The term “political organization” refers to a political party, a group affiliated with a political party or candidate for public office, or an entity whose principal purpose is to advocate for or against political candidates or parties in connection with elections for public office.

A reasonable person would question the impartiality of Justices Thomas and Scalia in the Citizens United case if they attended a political strategy meeting sponsored by a corporation that raises and spends millions of dollars to defeat Democrats and elect Republicans. That appearance is heightened by the highly secretive nature of the meeting, which was closed to the public and the media.

In addition, Common Cause requests the Justice Department investigate whether Justice Thomas should have recused himself from the Citizens United case based on a financial conflict of interests. Justice Thomas’ wife, Virginia “Ginny” Thomas, is a co-founder of a 501(c)(4) organization, Liberty Central, which opened for business while Citizens United was pending at the Supreme Court. Ms. Thomas has described its mission as opposing the “tyranny” of President Obama and Democrats in Congress and “protecting the core founding principles” of the nation. The organization has several connections to Koch Industries and received initial funding from donations of $500,000 and $50,000 from two undisclosed donors.
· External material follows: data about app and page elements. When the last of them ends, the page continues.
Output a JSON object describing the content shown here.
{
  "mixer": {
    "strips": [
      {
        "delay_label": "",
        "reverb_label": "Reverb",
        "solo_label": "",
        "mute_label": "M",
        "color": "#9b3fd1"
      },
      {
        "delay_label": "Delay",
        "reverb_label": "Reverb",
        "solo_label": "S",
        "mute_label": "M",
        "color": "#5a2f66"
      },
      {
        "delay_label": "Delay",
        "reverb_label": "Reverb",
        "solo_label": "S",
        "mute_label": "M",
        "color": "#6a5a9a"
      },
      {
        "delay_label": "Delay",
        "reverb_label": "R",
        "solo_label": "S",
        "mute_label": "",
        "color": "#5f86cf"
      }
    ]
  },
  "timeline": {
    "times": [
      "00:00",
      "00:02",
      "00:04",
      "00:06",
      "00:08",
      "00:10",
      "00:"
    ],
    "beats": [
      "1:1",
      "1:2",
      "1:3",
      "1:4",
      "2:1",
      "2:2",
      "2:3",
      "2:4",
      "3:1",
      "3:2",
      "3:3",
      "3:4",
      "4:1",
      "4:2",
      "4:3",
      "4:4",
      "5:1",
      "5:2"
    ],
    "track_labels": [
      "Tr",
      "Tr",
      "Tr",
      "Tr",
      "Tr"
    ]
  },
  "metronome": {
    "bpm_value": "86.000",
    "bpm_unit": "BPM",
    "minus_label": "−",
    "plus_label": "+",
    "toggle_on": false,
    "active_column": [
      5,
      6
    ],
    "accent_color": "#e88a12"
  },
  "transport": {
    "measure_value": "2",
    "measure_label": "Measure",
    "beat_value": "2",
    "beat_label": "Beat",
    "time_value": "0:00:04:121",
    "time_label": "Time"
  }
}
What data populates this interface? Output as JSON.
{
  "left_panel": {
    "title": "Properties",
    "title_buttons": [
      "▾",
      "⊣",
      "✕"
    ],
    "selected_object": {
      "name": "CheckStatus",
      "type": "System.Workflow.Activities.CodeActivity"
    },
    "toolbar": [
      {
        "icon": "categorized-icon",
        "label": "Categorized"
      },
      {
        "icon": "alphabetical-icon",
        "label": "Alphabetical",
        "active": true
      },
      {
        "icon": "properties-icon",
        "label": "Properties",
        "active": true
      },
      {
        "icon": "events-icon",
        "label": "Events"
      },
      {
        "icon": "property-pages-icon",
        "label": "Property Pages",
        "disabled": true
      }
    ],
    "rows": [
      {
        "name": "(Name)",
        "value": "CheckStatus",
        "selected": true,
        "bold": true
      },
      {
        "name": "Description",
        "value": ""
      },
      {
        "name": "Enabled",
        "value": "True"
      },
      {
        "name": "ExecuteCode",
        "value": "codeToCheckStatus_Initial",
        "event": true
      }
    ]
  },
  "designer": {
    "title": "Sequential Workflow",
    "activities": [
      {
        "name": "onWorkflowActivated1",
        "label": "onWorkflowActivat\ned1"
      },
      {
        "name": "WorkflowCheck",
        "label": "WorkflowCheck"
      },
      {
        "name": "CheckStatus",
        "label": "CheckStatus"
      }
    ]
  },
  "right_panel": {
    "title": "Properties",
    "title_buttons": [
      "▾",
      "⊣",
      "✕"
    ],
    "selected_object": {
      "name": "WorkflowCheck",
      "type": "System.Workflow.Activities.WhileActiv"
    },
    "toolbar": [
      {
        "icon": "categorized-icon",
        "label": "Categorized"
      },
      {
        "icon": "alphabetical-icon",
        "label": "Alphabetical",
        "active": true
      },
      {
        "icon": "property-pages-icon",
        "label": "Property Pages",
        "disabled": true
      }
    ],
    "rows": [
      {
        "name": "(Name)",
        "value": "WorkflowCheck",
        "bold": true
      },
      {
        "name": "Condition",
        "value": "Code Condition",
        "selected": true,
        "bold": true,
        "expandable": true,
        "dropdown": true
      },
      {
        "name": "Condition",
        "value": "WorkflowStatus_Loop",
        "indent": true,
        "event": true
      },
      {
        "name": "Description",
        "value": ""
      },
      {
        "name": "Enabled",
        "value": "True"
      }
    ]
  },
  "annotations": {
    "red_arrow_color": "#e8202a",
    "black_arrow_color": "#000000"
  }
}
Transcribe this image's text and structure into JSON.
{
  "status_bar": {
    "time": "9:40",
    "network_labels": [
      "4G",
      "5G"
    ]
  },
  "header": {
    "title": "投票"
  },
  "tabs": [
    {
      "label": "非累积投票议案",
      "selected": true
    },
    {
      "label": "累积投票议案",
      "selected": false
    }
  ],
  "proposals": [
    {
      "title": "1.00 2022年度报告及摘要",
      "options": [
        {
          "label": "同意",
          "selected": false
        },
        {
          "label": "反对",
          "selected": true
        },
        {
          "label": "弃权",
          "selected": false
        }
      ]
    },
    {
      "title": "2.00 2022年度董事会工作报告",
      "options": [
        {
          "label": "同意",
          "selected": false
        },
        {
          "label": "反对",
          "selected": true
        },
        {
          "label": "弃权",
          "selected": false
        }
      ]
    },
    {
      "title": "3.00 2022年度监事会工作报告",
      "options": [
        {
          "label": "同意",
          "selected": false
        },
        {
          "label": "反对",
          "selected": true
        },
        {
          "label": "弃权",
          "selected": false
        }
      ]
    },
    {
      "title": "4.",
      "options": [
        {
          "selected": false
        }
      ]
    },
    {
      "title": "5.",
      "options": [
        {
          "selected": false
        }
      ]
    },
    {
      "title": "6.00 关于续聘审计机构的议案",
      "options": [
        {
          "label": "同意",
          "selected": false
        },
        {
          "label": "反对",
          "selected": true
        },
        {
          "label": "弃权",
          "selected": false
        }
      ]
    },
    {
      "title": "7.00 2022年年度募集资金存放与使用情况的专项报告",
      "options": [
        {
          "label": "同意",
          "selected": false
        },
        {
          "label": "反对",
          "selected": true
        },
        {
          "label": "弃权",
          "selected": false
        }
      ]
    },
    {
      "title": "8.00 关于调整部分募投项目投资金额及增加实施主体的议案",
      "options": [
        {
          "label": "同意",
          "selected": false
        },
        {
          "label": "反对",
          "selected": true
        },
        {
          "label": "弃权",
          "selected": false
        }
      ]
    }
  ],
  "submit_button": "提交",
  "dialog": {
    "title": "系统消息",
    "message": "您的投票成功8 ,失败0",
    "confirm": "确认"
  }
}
We believe the public has a right to know if these contributions were derived from Koch Industries and/or its subsidiaries or any other corporate attendees of Koch-sponsored events where Justice Thomas was featured. All sitting justices have an obligation to be aware of the financial interests of their spouses and how those interests might be impacted by relationships with litigants before the court. Without disclosure, Justice Thomas is inhibited in the process of making fundamental ethical and legal judgments and is required to disqualify himself in any proceeding “in which his impartiality might reasonably be questioned.” 28 U.S.C. ‘ 455(a).

Click here to view the full letter to the Justice Department.

Click here to view the Koch documents referencing Scalia and Thomas.